Dropbox account has served me very well. There have never been any problems and I use it to keep all my documents, pictures, NetBeans projects, and other files in sync across 3 different computers, all dual-booting Windows and Linux as well as my smartphone. It’s absolutely brilliant.

However, I still recognize that it’s only as safe and reliable as the good guys at Dropbox keep it. I make sure to back it up occasionally on a local hard drive just in case.

It recently occurred to me that I have almost a full 150 GB of storage on my web hosting account at 1-and-1 that goes unused. I pay for it so I may as well use it. Been making good use of FTP lately.

I’m also experimenting with Google Drive and Microsoft SkyDrive. They all work very well on PC and Android. The only downside I see so far is they they don’t work on Linux except through web access. This is ironic for Google as they use Linux for most of their servers. For the record, Dropbox makes a Linux version that works very well in Debian and Red-Hat based systems.

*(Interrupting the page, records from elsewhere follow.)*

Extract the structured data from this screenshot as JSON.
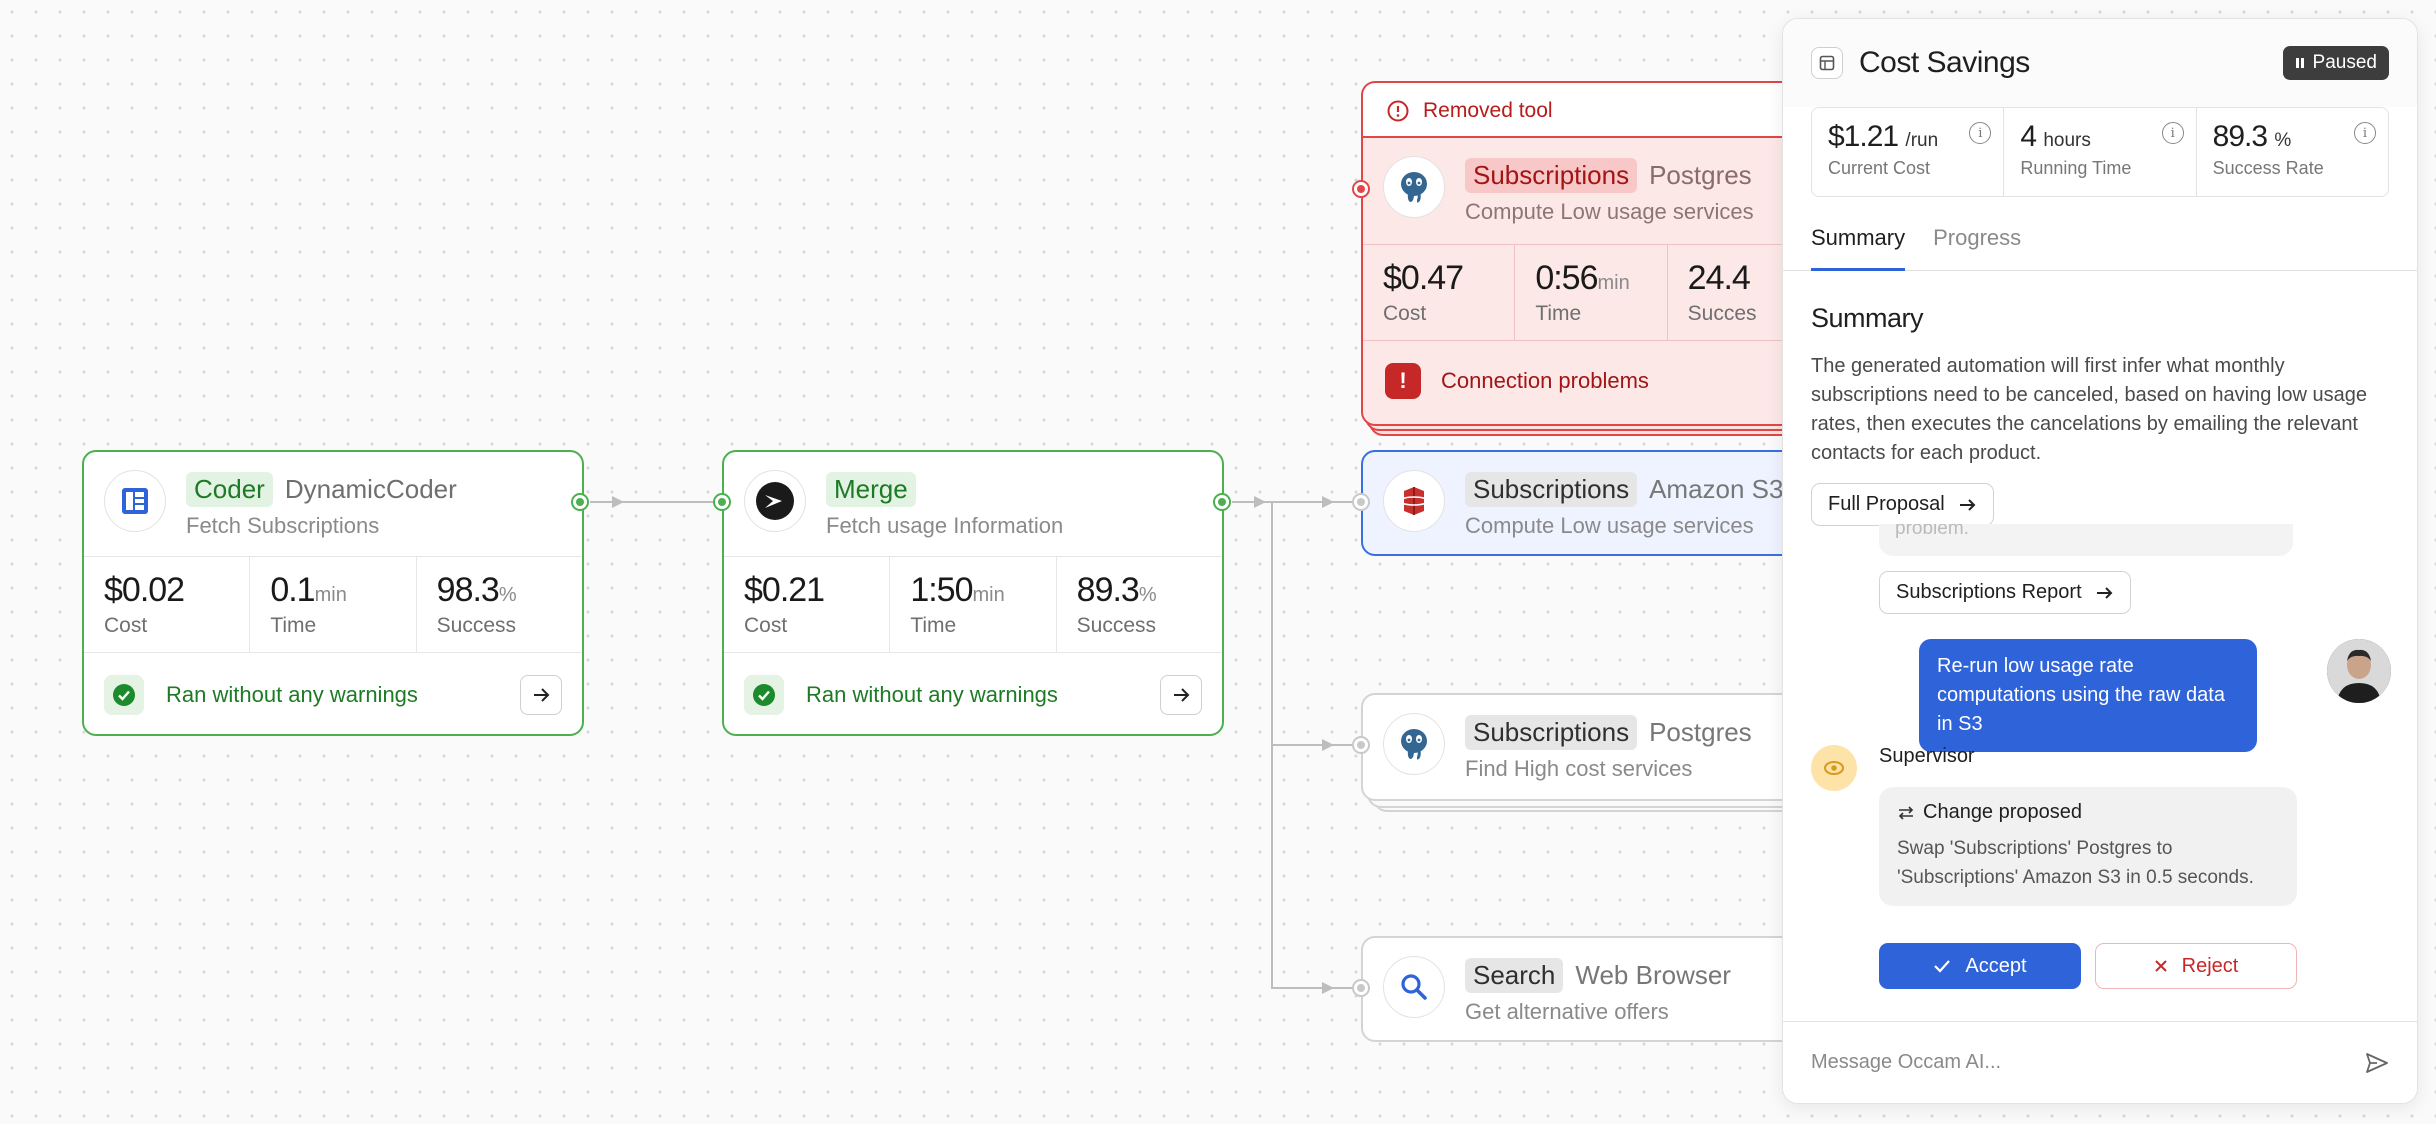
{
  "flow": {
    "coder_node": {
      "tag": "Coder",
      "tool": "DynamicCoder",
      "subtitle": "Fetch Subscriptions",
      "cost": "$0.02",
      "cost_label": "Cost",
      "time": "0.1",
      "time_unit": "min",
      "time_label": "Time",
      "success": "98.3",
      "success_unit": "%",
      "success_label": "Success",
      "status": "Ran without any warnings"
    },
    "merge_node": {
      "tag": "Merge",
      "subtitle": "Fetch usage Information",
      "cost": "$0.21",
      "cost_label": "Cost",
      "time": "1:50",
      "time_unit": "min",
      "time_label": "Time",
      "success": "89.3",
      "success_unit": "%",
      "success_label": "Success",
      "status": "Ran without any warnings"
    },
    "removed_node": {
      "banner": "Removed tool",
      "tag": "Subscriptions",
      "tool": "Postgres",
      "subtitle": "Compute Low usage services",
      "cost": "$0.47",
      "cost_label": "Cost",
      "time": "0:56",
      "time_unit": "min",
      "time_label": "Time",
      "success": "24.4",
      "success_label": "Succes",
      "error": "Connection problems"
    },
    "s3_node": {
      "tag": "Subscriptions",
      "tool": "Amazon S3",
      "subtitle": "Compute Low usage services"
    },
    "postgres_node": {
      "tag": "Subscriptions",
      "tool": "Postgres",
      "subtitle": "Find High cost services"
    },
    "search_node": {
      "tag": "Search",
      "tool": "Web Browser",
      "subtitle": "Get alternative offers"
    }
  },
  "panel": {
    "title": "Cost Savings",
    "status_badge": "Paused",
    "stats": [
      {
        "value": "$1.21",
        "unit": "/run",
        "label": "Current Cost"
      },
      {
        "value": "4",
        "unit": "hours",
        "label": "Running Time"
      },
      {
        "value": "89.3",
        "unit": "%",
        "label": "Success Rate"
      }
    ],
    "tabs": [
      "Summary",
      "Progress"
    ],
    "active_tab": "Summary",
    "summary_heading": "Summary",
    "summary_text": "The generated automation will first infer what monthly subscriptions need to be canceled, based on having low usage rates, then executes the cancelations by emailing the relevant contacts for each product.",
    "full_proposal_label": "Full Proposal",
    "faded_text": "problem.",
    "report_label": "Subscriptions Report",
    "user_message": "Re-run low usage rate computations using the raw data in S3",
    "supervisor_name": "Supervisor",
    "change_title": "Change proposed",
    "change_text": "Swap 'Subscriptions' Postgres to 'Subscriptions' Amazon S3 in 0.5 seconds.",
    "accept_label": "Accept",
    "reject_label": "Reject",
    "composer_placeholder": "Message Occam AI..."
  },
  "colors": {
    "success_green": "#4caf50",
    "accent_blue": "#2f63d9",
    "error_red": "#e24646"
  }
}
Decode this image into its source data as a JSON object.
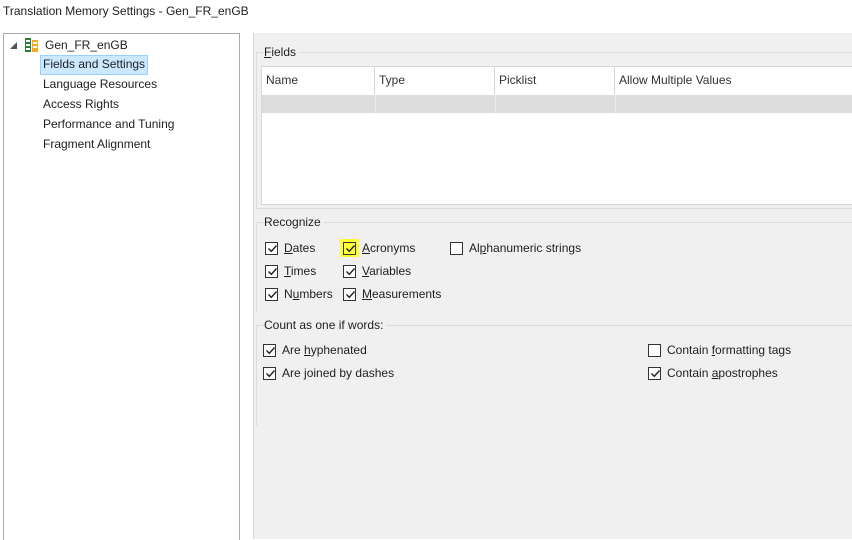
{
  "window": {
    "title": "Translation Memory Settings - Gen_FR_enGB"
  },
  "tree": {
    "root_label": "Gen_FR_enGB",
    "items": [
      {
        "label": "Fields and Settings",
        "selected": true
      },
      {
        "label": "Language Resources",
        "selected": false
      },
      {
        "label": "Access Rights",
        "selected": false
      },
      {
        "label": "Performance and Tuning",
        "selected": false
      },
      {
        "label": "Fragment Alignment",
        "selected": false
      }
    ]
  },
  "fields": {
    "title_prefix": "F",
    "title_rest": "ields",
    "columns": [
      "Name",
      "Type",
      "Picklist",
      "Allow Multiple Values"
    ]
  },
  "recognize": {
    "title": "Recognize",
    "options": [
      {
        "pre": "",
        "u": "D",
        "post": "ates",
        "checked": true
      },
      {
        "pre": "",
        "u": "T",
        "post": "imes",
        "checked": true
      },
      {
        "pre": "N",
        "u": "u",
        "post": "mbers",
        "checked": true
      },
      {
        "pre": "",
        "u": "A",
        "post": "cronyms",
        "checked": true,
        "highlighted": true
      },
      {
        "pre": "",
        "u": "V",
        "post": "ariables",
        "checked": true
      },
      {
        "pre": "",
        "u": "M",
        "post": "easurements",
        "checked": true
      },
      {
        "pre": "Al",
        "u": "p",
        "post": "hanumeric strings",
        "checked": false
      }
    ]
  },
  "count_as_one": {
    "title": "Count as one if words:",
    "options": [
      {
        "pre": "Are ",
        "u": "h",
        "post": "yphenated",
        "checked": true
      },
      {
        "pre": "Are ",
        "u": "j",
        "post": "oined by dashes",
        "checked": true
      },
      {
        "pre": "Contain ",
        "u": "f",
        "post": "ormatting tags",
        "checked": false
      },
      {
        "pre": "Contain ",
        "u": "a",
        "post": "postrophes",
        "checked": true
      }
    ]
  }
}
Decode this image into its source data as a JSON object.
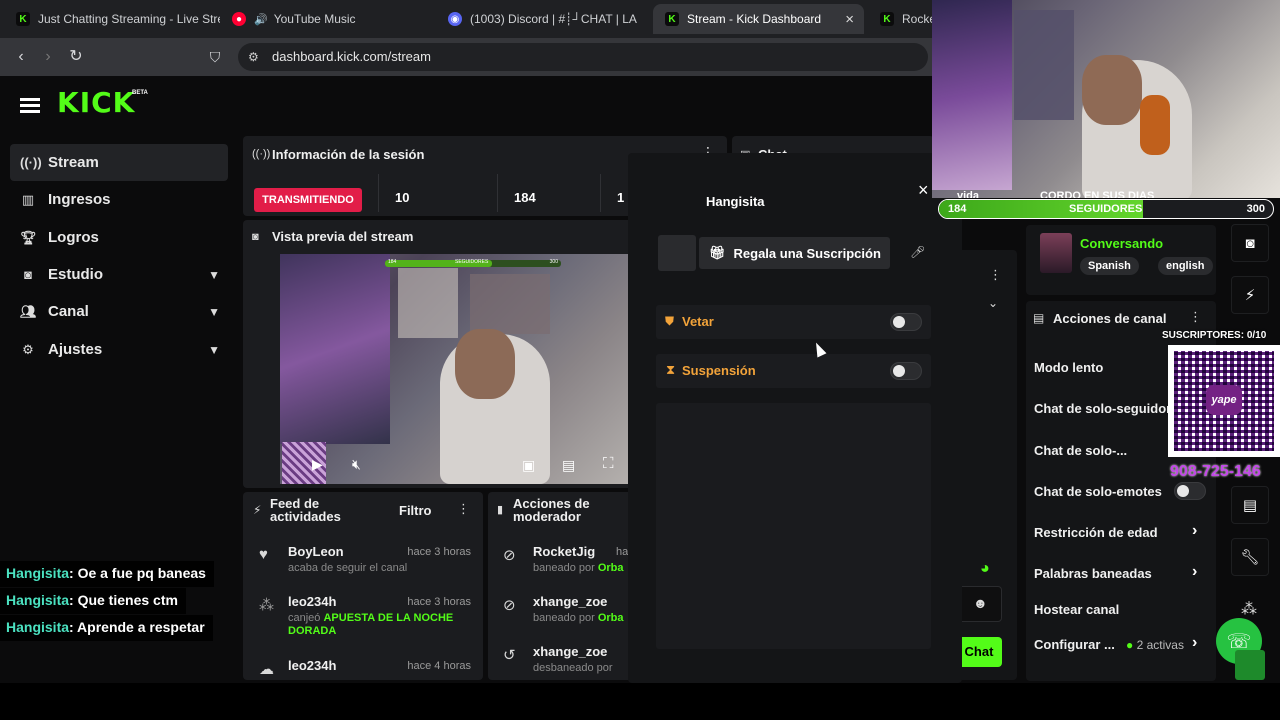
{
  "browser": {
    "tabs": [
      {
        "title": "Just Chatting Streaming - Live Stre",
        "icon": "kick-favicon"
      },
      {
        "title": "YouTube Music",
        "icon": "youtube-music-favicon"
      },
      {
        "title": "(1003) Discord | #┊┘CHAT | LA",
        "icon": "discord-favicon"
      },
      {
        "title": "Stream - Kick Dashboard",
        "icon": "kick-favicon"
      },
      {
        "title": "Rocket",
        "icon": "kick-favicon"
      }
    ],
    "close_glyph": "×",
    "url": "dashboard.kick.com/stream"
  },
  "brand": {
    "logo": "KICK",
    "beta": "BETA",
    "accent": "#53fc18"
  },
  "sidebar": {
    "items": [
      {
        "label": "Stream",
        "icon": "broadcast-icon"
      },
      {
        "label": "Ingresos",
        "icon": "chart-icon"
      },
      {
        "label": "Logros",
        "icon": "trophy-icon"
      },
      {
        "label": "Estudio",
        "icon": "camera-icon"
      },
      {
        "label": "Canal",
        "icon": "users-icon"
      },
      {
        "label": "Ajustes",
        "icon": "gear-icon"
      }
    ]
  },
  "session": {
    "title": "Información de la sesión",
    "status_badge": "TRANSMITIENDO",
    "stat1": "10",
    "stat2": "184",
    "stat3": "1"
  },
  "chat_header": "Chat",
  "preview": {
    "title": "Vista previa del stream",
    "bar_left": "184",
    "bar_label": "SEGUIDORES",
    "bar_right": "300"
  },
  "feed": {
    "title_line1": "Feed de",
    "title_line2": "actividades",
    "filter": "Filtro",
    "rows": [
      {
        "name": "BoyLeon",
        "time": "hace 3 horas",
        "text": "acaba de seguir el canal",
        "highlight": ""
      },
      {
        "name": "leo234h",
        "time": "hace 3 horas",
        "text": "canjeó",
        "highlight": "APUESTA DE LA NOCHE DORADA"
      },
      {
        "name": "leo234h",
        "time": "hace 4 horas",
        "text": "",
        "highlight": ""
      }
    ]
  },
  "mod_actions": {
    "title_line1": "Acciones de",
    "title_line2": "moderador",
    "rows": [
      {
        "name": "RocketJig",
        "time": "ha",
        "text": "baneado por",
        "by": "Orba"
      },
      {
        "name": "xhange_zoe",
        "time": "",
        "text": "baneado por",
        "by": "Orba"
      },
      {
        "name": "xhange_zoe",
        "time": "",
        "text": "desbaneado por",
        "by": ""
      }
    ]
  },
  "modal": {
    "username": "Hangisita",
    "gift_sub": "Regala una Suscripción",
    "ban": "Vetar",
    "timeout": "Suspensión"
  },
  "channel_info": {
    "category": "Conversando",
    "tags": [
      "Spanish",
      "english"
    ]
  },
  "channel_actions": {
    "title": "Acciones de canal",
    "items": [
      {
        "label": "Modo lento"
      },
      {
        "label": "Chat de solo-seguidores"
      },
      {
        "label": "Chat de solo-..."
      },
      {
        "label": "Chat de solo-emotes"
      },
      {
        "label": "Restricción de edad"
      },
      {
        "label": "Palabras baneadas"
      },
      {
        "label": "Hostear canal"
      },
      {
        "label": "Configurar ..."
      }
    ],
    "active_count": "2 activas"
  },
  "chat_send": "Chat",
  "overlay": {
    "followers_left": "184",
    "followers_label": "SEGUIDORES",
    "followers_right": "300",
    "webcam_caption_left": "vida",
    "webcam_caption_right": "CORDO EN SUS DIAS",
    "subscribers": "SUSCRIPTORES: 0/10",
    "phone": "908-725-146",
    "qr_label": "yape",
    "chat_messages": [
      {
        "user": "Hangisita",
        "text": ": Oe a fue pq baneas"
      },
      {
        "user": "Hangisita",
        "text": ": Que tienes ctm"
      },
      {
        "user": "Hangisita",
        "text": ": Aprende a respetar"
      }
    ]
  }
}
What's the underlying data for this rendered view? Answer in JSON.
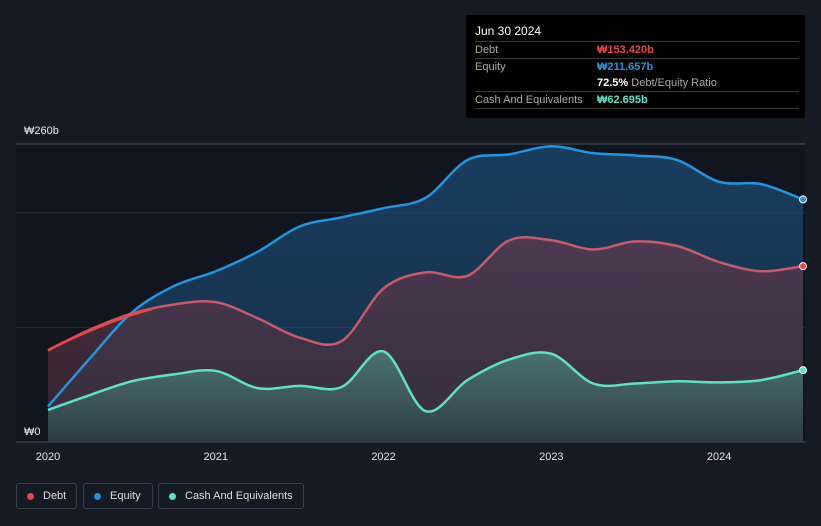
{
  "tooltip": {
    "date": "Jun 30 2024",
    "debt_label": "Debt",
    "debt_value": "₩153.420b",
    "equity_label": "Equity",
    "equity_value": "₩211.657b",
    "ratio_value": "72.5%",
    "ratio_label": "Debt/Equity Ratio",
    "cash_label": "Cash And Equivalents",
    "cash_value": "₩62.695b"
  },
  "legend": [
    {
      "label": "Debt",
      "color": "#e8464a"
    },
    {
      "label": "Equity",
      "color": "#2394df"
    },
    {
      "label": "Cash And Equivalents",
      "color": "#5fe0c8"
    }
  ],
  "chart_data": {
    "type": "area",
    "title": "",
    "y_tick_labels": [
      "₩260b",
      "₩0"
    ],
    "ylim": [
      0,
      260
    ],
    "x_tick_labels": [
      "2020",
      "2021",
      "2022",
      "2023",
      "2024"
    ],
    "xlim": [
      2020,
      2024.5
    ],
    "x": [
      2020,
      2020.25,
      2020.5,
      2020.75,
      2021,
      2021.25,
      2021.5,
      2021.75,
      2022,
      2022.25,
      2022.5,
      2022.75,
      2023,
      2023.25,
      2023.5,
      2023.75,
      2024,
      2024.25,
      2024.5
    ],
    "series": [
      {
        "name": "Equity",
        "color": "#2394df",
        "values": [
          31,
          73,
          113,
          136,
          149,
          166,
          188,
          196,
          204,
          213,
          246,
          251,
          258,
          252,
          250,
          246,
          227,
          225,
          211.657
        ]
      },
      {
        "name": "Debt",
        "color": "#e8464a",
        "values": [
          80,
          98,
          112,
          120,
          122,
          108,
          91,
          88,
          134,
          148,
          145,
          176,
          176,
          168,
          175,
          171,
          157,
          149,
          153.42
        ]
      },
      {
        "name": "Cash And Equivalents",
        "color": "#5fe0c8",
        "values": [
          28,
          41,
          53,
          59,
          62,
          47,
          49,
          48,
          79,
          27,
          54,
          72,
          77,
          51,
          51,
          53,
          52,
          54,
          62.695
        ]
      }
    ]
  }
}
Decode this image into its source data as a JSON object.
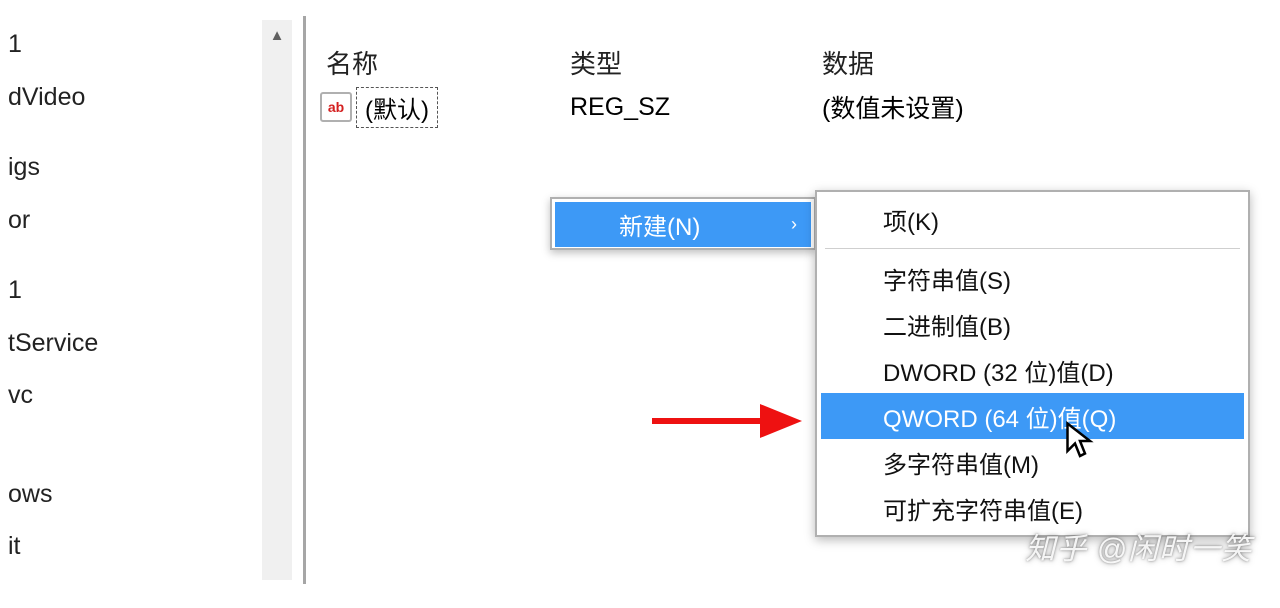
{
  "tree": {
    "items": [
      "1",
      "dVideo",
      "",
      "igs",
      "or",
      "",
      "1",
      "tService",
      "vc",
      "",
      "",
      "ows",
      "it"
    ]
  },
  "columns": {
    "name": "名称",
    "type": "类型",
    "data": "数据"
  },
  "value_row": {
    "icon_text": "ab",
    "name": "(默认)",
    "type": "REG_SZ",
    "data": "(数值未设置)"
  },
  "context_menu": {
    "new_label": "新建(N)",
    "arrow": "›"
  },
  "submenu": {
    "items": [
      {
        "label": "项(K)"
      },
      {
        "sep": true
      },
      {
        "label": "字符串值(S)"
      },
      {
        "label": "二进制值(B)"
      },
      {
        "label": "DWORD (32 位)值(D)"
      },
      {
        "label": "QWORD (64 位)值(Q)",
        "highlight": true
      },
      {
        "label": "多字符串值(M)"
      },
      {
        "label": "可扩充字符串值(E)"
      }
    ]
  },
  "scroll": {
    "up_glyph": "▲"
  },
  "watermark": "知乎 @闲时一笑"
}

The bottom line is that these services are almost identical and they all have free and paid offerings. There are other services too, such as (5GB free). There is Ubuntu One which works on Windows, Android, and, of course, Ubuntu. Sign up with all five and you get a total of 25 GB of free online storage that keeps files and folders in sync across multiple devices. But always remember to make a backup and just to be on the safe side, I wouldn’t store anything such as commercially-made music, videos, or software – legally owned or otherwise – on a remote server.